The only power they have to require you to take a breath test is contained in section 6 Road Traffic Act 1988, which sets out when a police officer can require somebody to provide a specimen of breath at the roadside.  The s. 6 power requires police officers to either have a reasonable suspicion that you are drink driving or have committed a driving offence or have been involved in an accident.  This means that if police conduct a random stop under s. 163 and then after stopping you form the view that you were drink driving they can require you to take the roadside breath test.

In conclusion, the police can randomly stop you but unless they have some reasonable suspicion that you were drink driving or have committed a driving offence or been involved in an accident they cannot breath test you.

If you have been accused of refusing to take a roadside breath test you can get expert advice and representation from London Drink Driving Solicitors today.

Thursday, 3 January 2013

Road side breath tests

If a police officer is investigating an allegation of drink driving on a public road he may require the person he suspects of drink driving to provide a sample of breath at the roadside.  The power to require you to take part in a roadside breath test are governed by section 6 of the Road Traffic Act.  This power actually refers to preliminary tests, which can include things such as breath tests and sobriety tests.  But for ease, we'll just talk about roadside breath tests.

The police do not have a blanket power to require drivers to provide a roadside sample.  This article will look at the circumstances in which the police can require you to provide a roadside breath sample.

When can the police make you take a breath test?

It may sound strange but the police do not have to be investigating an allegation of drink driving to make you take a roadside breath test.  There are four grounds for requiring a breath test, which are contained in section 6 of the Road Traffic Act 1988.

Although we use the word “driving” you should understand that driving in this context means, “driving, attempting to drive or being in charge of a motor vehicle”.

Drink driving

The test that triggers a road side breath test is when a police officer reasonable suspects that you are under the influence of alcohol of drugs.  You'll note that this doesn't mean drunk, incapable or unfit.  Nor does it mean that the officer must think that you are drink driving.  It is a deliberately low threshold intended to limit challenges to the lawfulness of the roadside breath test procedure.

The first reason for requiring a breath test is the police officer has seen you driving and suspects you to be under the influence of drink or drugs.  This reason would usually arise where your driving was erratic or unusual, e.g. you were swerving or driving unusually slowly, etc.

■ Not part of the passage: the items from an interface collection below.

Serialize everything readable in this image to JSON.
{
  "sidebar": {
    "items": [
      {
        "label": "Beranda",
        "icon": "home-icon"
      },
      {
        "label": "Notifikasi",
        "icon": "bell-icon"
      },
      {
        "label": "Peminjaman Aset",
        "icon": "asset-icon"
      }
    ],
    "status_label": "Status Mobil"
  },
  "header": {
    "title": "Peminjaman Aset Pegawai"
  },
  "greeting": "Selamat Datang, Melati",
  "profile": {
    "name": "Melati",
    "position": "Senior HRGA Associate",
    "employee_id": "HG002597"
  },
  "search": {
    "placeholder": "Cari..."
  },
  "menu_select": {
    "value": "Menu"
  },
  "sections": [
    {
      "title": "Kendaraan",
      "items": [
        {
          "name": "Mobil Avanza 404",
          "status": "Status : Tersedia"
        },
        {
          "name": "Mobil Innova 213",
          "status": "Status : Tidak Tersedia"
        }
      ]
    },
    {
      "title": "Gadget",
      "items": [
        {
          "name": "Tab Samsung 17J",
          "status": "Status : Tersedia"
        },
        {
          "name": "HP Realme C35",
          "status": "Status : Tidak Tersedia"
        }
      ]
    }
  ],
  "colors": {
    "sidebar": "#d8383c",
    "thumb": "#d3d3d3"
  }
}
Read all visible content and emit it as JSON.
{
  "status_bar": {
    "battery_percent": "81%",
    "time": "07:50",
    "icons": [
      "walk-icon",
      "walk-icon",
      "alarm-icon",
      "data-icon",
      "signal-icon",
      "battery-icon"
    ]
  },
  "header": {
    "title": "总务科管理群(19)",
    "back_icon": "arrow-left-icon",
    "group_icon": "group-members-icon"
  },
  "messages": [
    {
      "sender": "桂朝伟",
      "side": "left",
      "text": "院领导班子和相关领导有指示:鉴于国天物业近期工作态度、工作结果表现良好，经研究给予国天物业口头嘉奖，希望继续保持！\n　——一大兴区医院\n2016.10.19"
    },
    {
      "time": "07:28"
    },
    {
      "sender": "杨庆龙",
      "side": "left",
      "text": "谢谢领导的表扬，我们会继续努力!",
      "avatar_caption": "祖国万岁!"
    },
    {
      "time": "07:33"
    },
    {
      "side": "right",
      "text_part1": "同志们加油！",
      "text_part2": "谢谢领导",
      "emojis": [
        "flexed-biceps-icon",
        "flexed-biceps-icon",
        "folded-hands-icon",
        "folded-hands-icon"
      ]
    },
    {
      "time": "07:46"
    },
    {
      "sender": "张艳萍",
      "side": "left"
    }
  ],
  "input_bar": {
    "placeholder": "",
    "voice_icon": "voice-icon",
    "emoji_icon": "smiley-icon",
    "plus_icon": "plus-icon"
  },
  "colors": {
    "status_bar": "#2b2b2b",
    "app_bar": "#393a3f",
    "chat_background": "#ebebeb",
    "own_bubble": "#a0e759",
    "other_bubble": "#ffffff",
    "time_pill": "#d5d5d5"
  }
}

The second reason is that a police officer believes you were driving he can require you to take a roadside breath test.  A common example of this is where a vehicle registered to you is seen driving erratically or committing an offence but is not stopped.  Later, the police come to your home, find the vehicle outside your home and form the opinion that you are under the influence.

Traffic offences

The police may administer a roadside breath test where they suspect you are or have been driving and you have committed a traffic offence.  The police do not have to suspect that you were drink driving or that you were unfit drive in anyway; they do not even have to suspect that you were under the influence of alcohol or drugs.

Road Traffic Accidents

Where an accident occurs “owing to the presence of a motor vehicle on a road” and the police officer reasonable suspects that you were driving, attempting to drive or in charge of the vehicle at the time he may require you to provide a roadside breath test.

The wording of this section makes clear that your vehicle need not be involved in the accident, i.e. you don’t have to have crashed.  It is sufficient if somebody says that the accident occurred because of your car, e.g. you emerge from a junction suddenly causing another vehicle to swerve and hit another car.

Once again, the police do not have to suspect that you are drink driving to rely on this power.

Getting help

You can find out more about breath tests and get help with drink driving allegations from